Predicting the Daily Covariance Matrix for S&P 100 Stocks Using Intraday Data - But Which Frequency To Use?
This paper investigates the merits of high-frequency intraday data when forming minimum variance portfolios and minimum tracking error portfolios with daily rebalancing from the individual constituents of the S&P 100 index. We focus on the issue of determining the optimal sampling frequency, which strikes a balance between variance and bias in covariance matrix estimates due to market microstructure effects such as non-synchronous trading and bid-ask bounce. The optimal sampling frequency typically ranges between 30- and 65-minutes, considerably lower than the popular five-minute frequency. We also examine how bias-correction procedures, based on the addition of leads and lags and on scaling, and a variance-reduction technique, based on subsampling, affect the performance.
|Keywords||high-frequency data, mean-variance analysis, realized volatility, tracking error, volatility timing|

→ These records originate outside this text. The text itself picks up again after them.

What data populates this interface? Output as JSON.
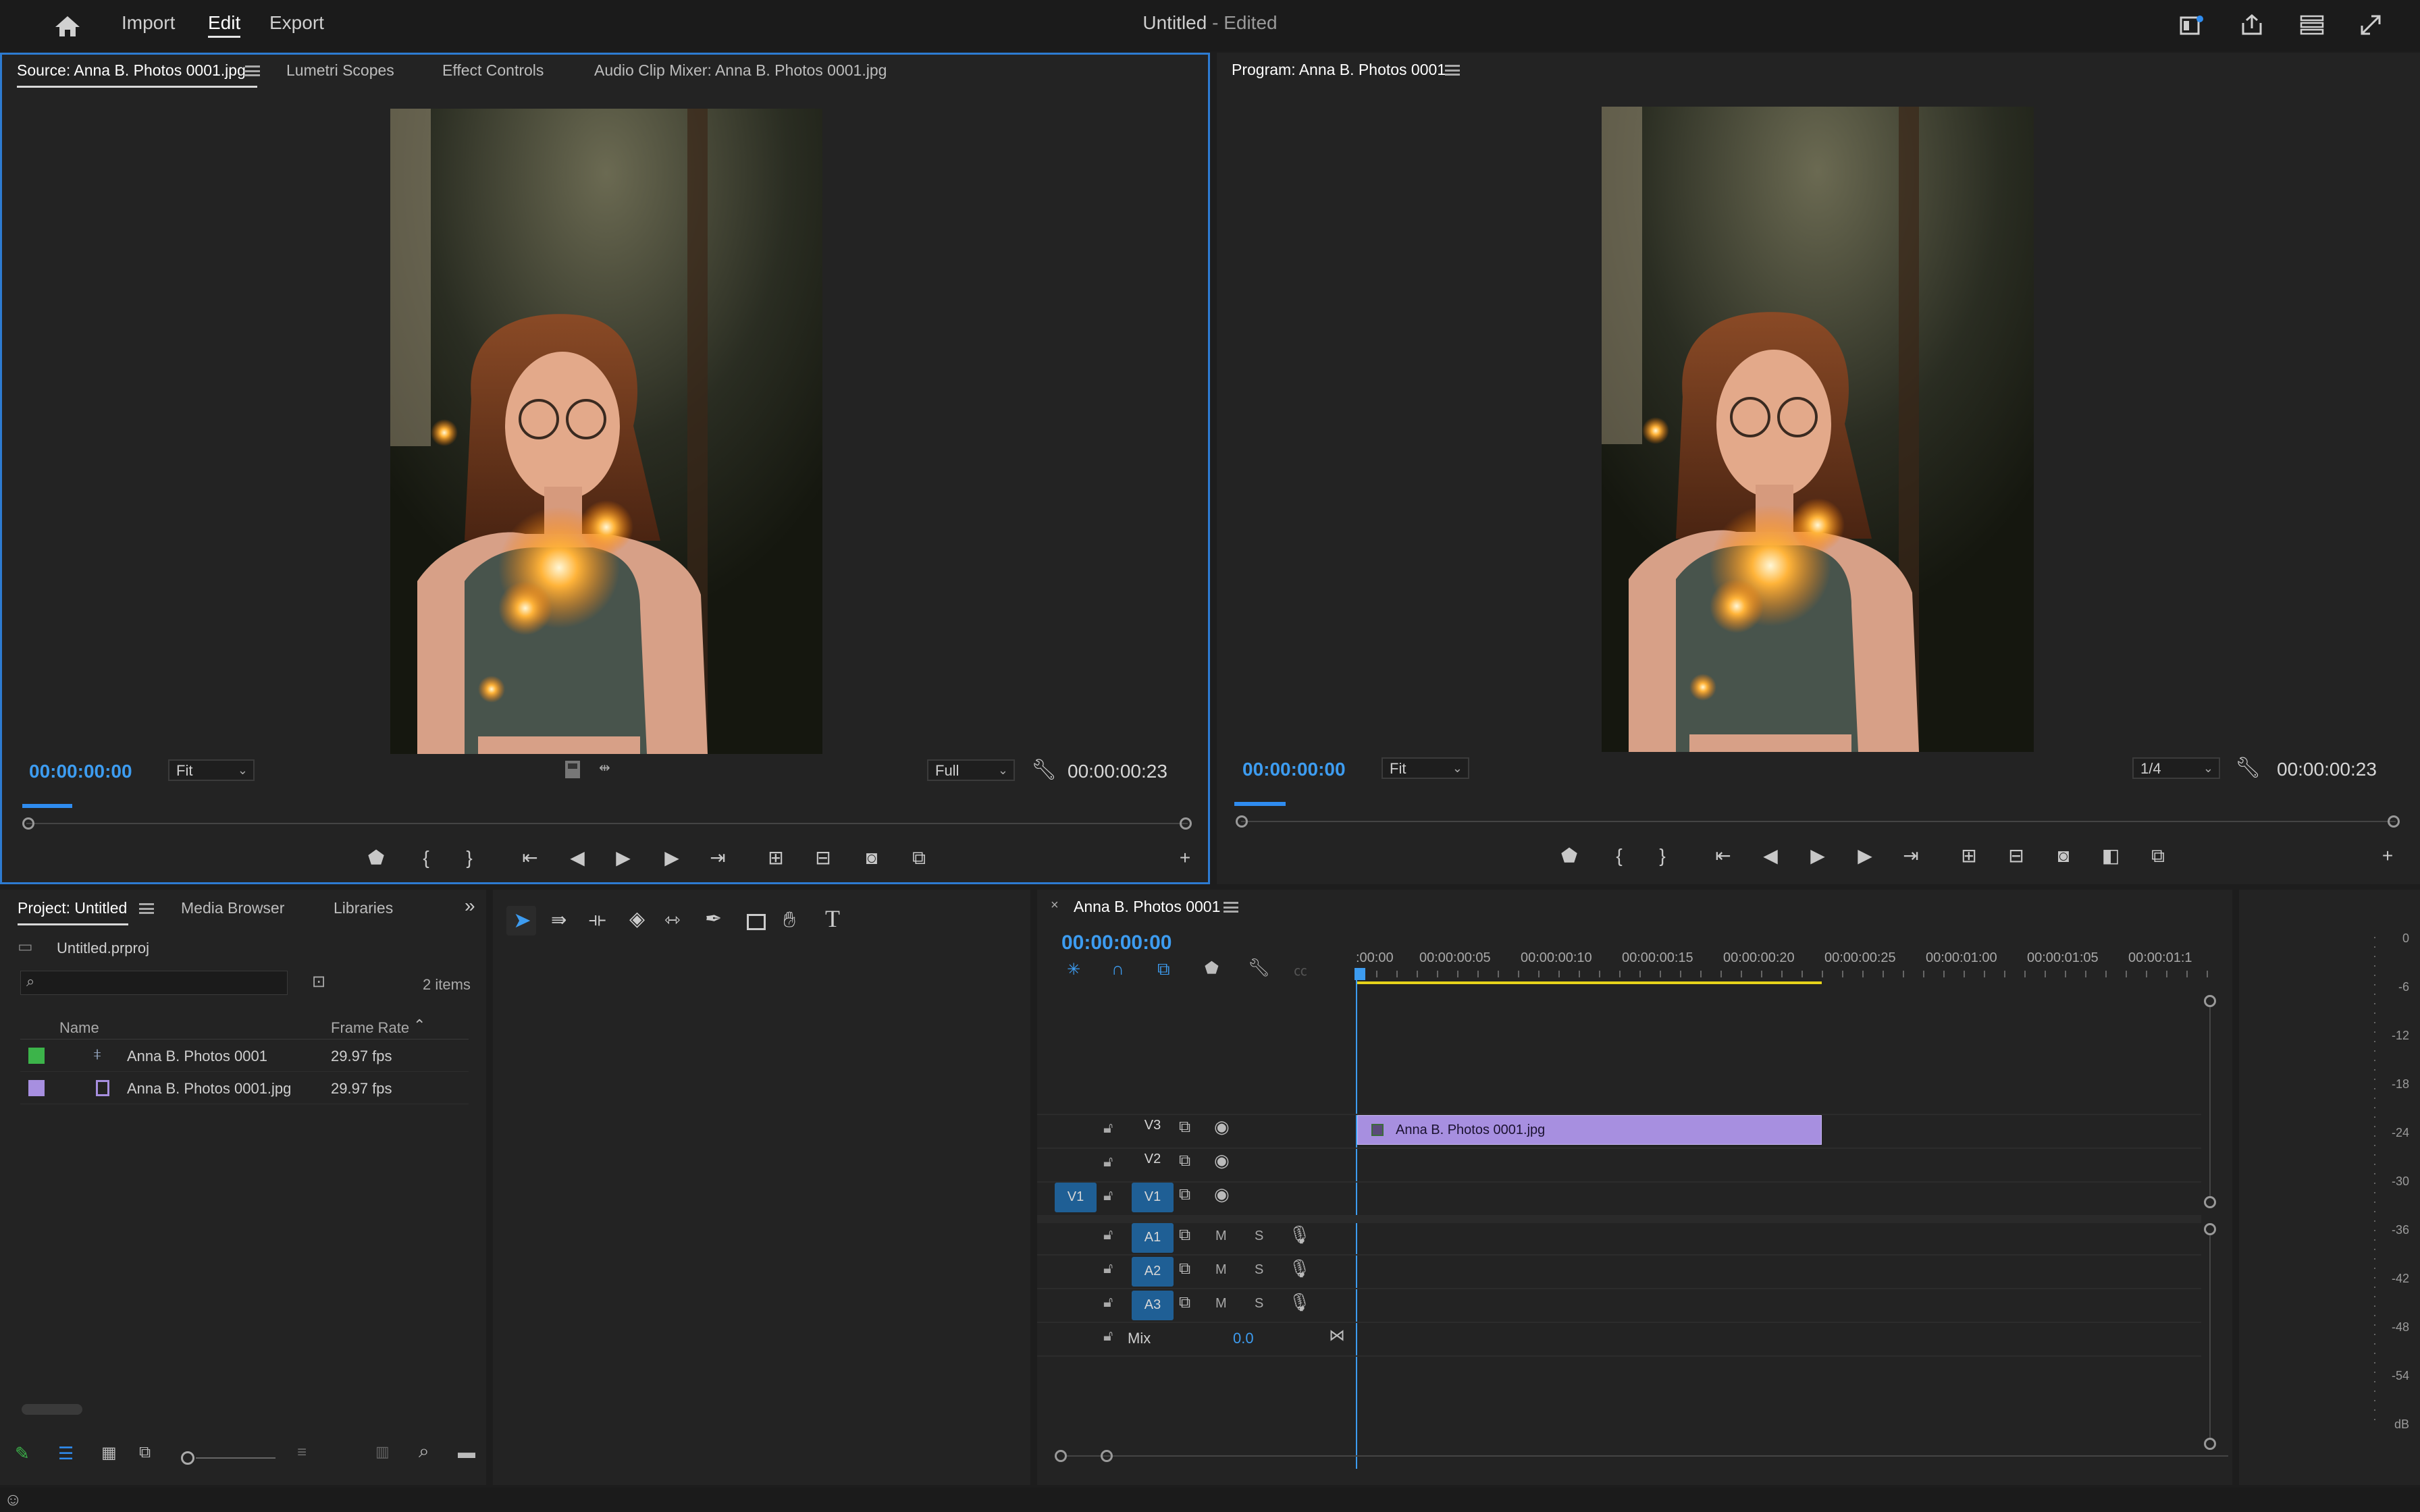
{
  "topbar": {
    "nav": [
      "Import",
      "Edit",
      "Export"
    ],
    "active_nav": "Edit",
    "title": "Untitled",
    "title_suffix": " - Edited"
  },
  "source_monitor": {
    "tabs": [
      "Source: Anna B. Photos 0001.jpg",
      "Lumetri Scopes",
      "Effect Controls",
      "Audio Clip Mixer: Anna B. Photos 0001.jpg"
    ],
    "timecode_in": "00:00:00:00",
    "zoom": "Fit",
    "quality": "Full",
    "duration": "00:00:00:23"
  },
  "program_monitor": {
    "title": "Program: Anna B. Photos 0001",
    "timecode_in": "00:00:00:00",
    "zoom": "Fit",
    "quality": "1/4",
    "duration": "00:00:00:23"
  },
  "project": {
    "tabs": [
      "Project: Untitled",
      "Media Browser",
      "Libraries"
    ],
    "file": "Untitled.prproj",
    "item_count": "2 items",
    "columns": [
      "Name",
      "Frame Rate"
    ],
    "items": [
      {
        "name": "Anna B. Photos 0001",
        "frame_rate": "29.97 fps",
        "color": "#3cb44a",
        "kind": "sequence"
      },
      {
        "name": "Anna B. Photos 0001.jpg",
        "frame_rate": "29.97 fps",
        "color": "#a78fe0",
        "kind": "still"
      }
    ]
  },
  "timeline": {
    "sequence": "Anna B. Photos 0001",
    "timecode": "00:00:00:00",
    "ruler": [
      ":00:00",
      "00:00:00:05",
      "00:00:00:10",
      "00:00:00:15",
      "00:00:00:20",
      "00:00:00:25",
      "00:00:01:00",
      "00:00:01:05",
      "00:00:01:1"
    ],
    "video_tracks": [
      "V3",
      "V2",
      "V1"
    ],
    "audio_tracks": [
      "A1",
      "A2",
      "A3"
    ],
    "source_patch": "V1",
    "mute": "M",
    "solo": "S",
    "mix_label": "Mix",
    "mix_value": "0.0",
    "clip_name": "Anna B. Photos 0001.jpg",
    "clip_color": "#a78fe0"
  },
  "meter": {
    "labels": [
      "0",
      "-6",
      "-12",
      "-18",
      "-24",
      "-30",
      "-36",
      "-42",
      "-48",
      "-54",
      "dB"
    ]
  }
}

de Pooter, M.D., Martens, M.P.E., & van Dijk, D.J.C.. (2005). Predicting the Daily Covariance Matrix for S&P 100 Stocks Using Intraday Data - But Which Frequency To Use? (No. TI 05-089/4). Retrieved from http://hdl.handle.net/1765/6959